- _EXERCISE AIM_:
The answer must be every record below, repeated exactly.

- _RECORDS FOR THIS EXERCISE_:
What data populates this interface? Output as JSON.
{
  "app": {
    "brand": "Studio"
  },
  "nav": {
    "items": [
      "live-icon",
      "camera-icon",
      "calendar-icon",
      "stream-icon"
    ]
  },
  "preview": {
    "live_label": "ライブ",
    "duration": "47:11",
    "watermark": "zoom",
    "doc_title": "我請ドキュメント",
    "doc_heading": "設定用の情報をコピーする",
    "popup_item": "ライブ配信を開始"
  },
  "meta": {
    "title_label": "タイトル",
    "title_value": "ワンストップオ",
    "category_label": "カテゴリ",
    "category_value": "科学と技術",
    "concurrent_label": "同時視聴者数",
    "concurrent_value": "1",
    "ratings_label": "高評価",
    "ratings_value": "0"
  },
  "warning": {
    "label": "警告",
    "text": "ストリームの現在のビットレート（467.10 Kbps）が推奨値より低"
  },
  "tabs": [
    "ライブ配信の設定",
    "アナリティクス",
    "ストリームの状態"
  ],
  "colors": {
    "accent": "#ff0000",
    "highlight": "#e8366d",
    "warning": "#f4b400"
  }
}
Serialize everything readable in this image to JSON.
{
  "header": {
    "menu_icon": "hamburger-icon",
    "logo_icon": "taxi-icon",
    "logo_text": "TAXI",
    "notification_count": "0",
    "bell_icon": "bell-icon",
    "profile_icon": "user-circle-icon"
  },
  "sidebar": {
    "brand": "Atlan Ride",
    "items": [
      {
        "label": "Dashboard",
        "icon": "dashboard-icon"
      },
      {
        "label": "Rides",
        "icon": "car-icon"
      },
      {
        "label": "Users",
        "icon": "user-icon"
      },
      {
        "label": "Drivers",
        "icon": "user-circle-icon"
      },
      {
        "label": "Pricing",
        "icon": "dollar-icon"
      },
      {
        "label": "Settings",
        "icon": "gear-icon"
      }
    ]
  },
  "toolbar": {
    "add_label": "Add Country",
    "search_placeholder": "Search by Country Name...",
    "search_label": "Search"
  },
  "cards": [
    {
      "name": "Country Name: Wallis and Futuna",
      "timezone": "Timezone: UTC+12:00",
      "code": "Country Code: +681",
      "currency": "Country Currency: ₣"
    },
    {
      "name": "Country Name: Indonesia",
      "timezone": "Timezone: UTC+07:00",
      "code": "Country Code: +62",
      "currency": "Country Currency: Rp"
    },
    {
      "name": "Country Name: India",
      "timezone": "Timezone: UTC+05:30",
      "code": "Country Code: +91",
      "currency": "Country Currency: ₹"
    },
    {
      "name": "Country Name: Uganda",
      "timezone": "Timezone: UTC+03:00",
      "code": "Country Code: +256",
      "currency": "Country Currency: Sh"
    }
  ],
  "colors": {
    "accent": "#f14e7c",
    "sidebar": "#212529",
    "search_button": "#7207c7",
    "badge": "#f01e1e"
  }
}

- _WRITTEN REPLY_:
What data populates this interface? Output as JSON.
{
  "app": {
    "brand": "Studio"
  },
  "nav": {
    "items": [
      "live-icon",
      "camera-icon",
      "calendar-icon",
      "stream-icon"
    ]
  },
  "preview": {
    "live_label": "ライブ",
    "duration": "47:11",
    "watermark": "zoom",
    "doc_title": "我請ドキュメント",
    "doc_heading": "設定用の情報をコピーする",
    "popup_item": "ライブ配信を開始"
  },
  "meta": {
    "title_label": "タイトル",
    "title_value": "ワンストップオ",
    "category_label": "カテゴリ",
    "category_value": "科学と技術",
    "concurrent_label": "同時視聴者数",
    "concurrent_value": "1",
    "ratings_label": "高評価",
    "ratings_value": "0"
  },
  "warning": {
    "label": "警告",
    "text": "ストリームの現在のビットレート（467.10 Kbps）が推奨値より低"
  },
  "tabs": [
    "ライブ配信の設定",
    "アナリティクス",
    "ストリームの状態"
  ],
  "colors": {
    "accent": "#ff0000",
    "highlight": "#e8366d",
    "warning": "#f4b400"
  }
}
Serialize everything readable in this image to JSON.
{
  "header": {
    "menu_icon": "hamburger-icon",
    "logo_icon": "taxi-icon",
    "logo_text": "TAXI",
    "notification_count": "0",
    "bell_icon": "bell-icon",
    "profile_icon": "user-circle-icon"
  },
  "sidebar": {
    "brand": "Atlan Ride",
    "items": [
      {
        "label": "Dashboard",
        "icon": "dashboard-icon"
      },
      {
        "label": "Rides",
        "icon": "car-icon"
      },
      {
        "label": "Users",
        "icon": "user-icon"
      },
      {
        "label": "Drivers",
        "icon": "user-circle-icon"
      },
      {
        "label": "Pricing",
        "icon": "dollar-icon"
      },
      {
        "label": "Settings",
        "icon": "gear-icon"
      }
    ]
  },
  "toolbar": {
    "add_label": "Add Country",
    "search_placeholder": "Search by Country Name...",
    "search_label": "Search"
  },
  "cards": [
    {
      "name": "Country Name: Wallis and Futuna",
      "timezone": "Timezone: UTC+12:00",
      "code": "Country Code: +681",
      "currency": "Country Currency: ₣"
    },
    {
      "name": "Country Name: Indonesia",
      "timezone": "Timezone: UTC+07:00",
      "code": "Country Code: +62",
      "currency": "Country Currency: Rp"
    },
    {
      "name": "Country Name: India",
      "timezone": "Timezone: UTC+05:30",
      "code": "Country Code: +91",
      "currency": "Country Currency: ₹"
    },
    {
      "name": "Country Name: Uganda",
      "timezone": "Timezone: UTC+03:00",
      "code": "Country Code: +256",
      "currency": "Country Currency: Sh"
    }
  ],
  "colors": {
    "accent": "#f14e7c",
    "sidebar": "#212529",
    "search_button": "#7207c7",
    "badge": "#f01e1e"
  }
}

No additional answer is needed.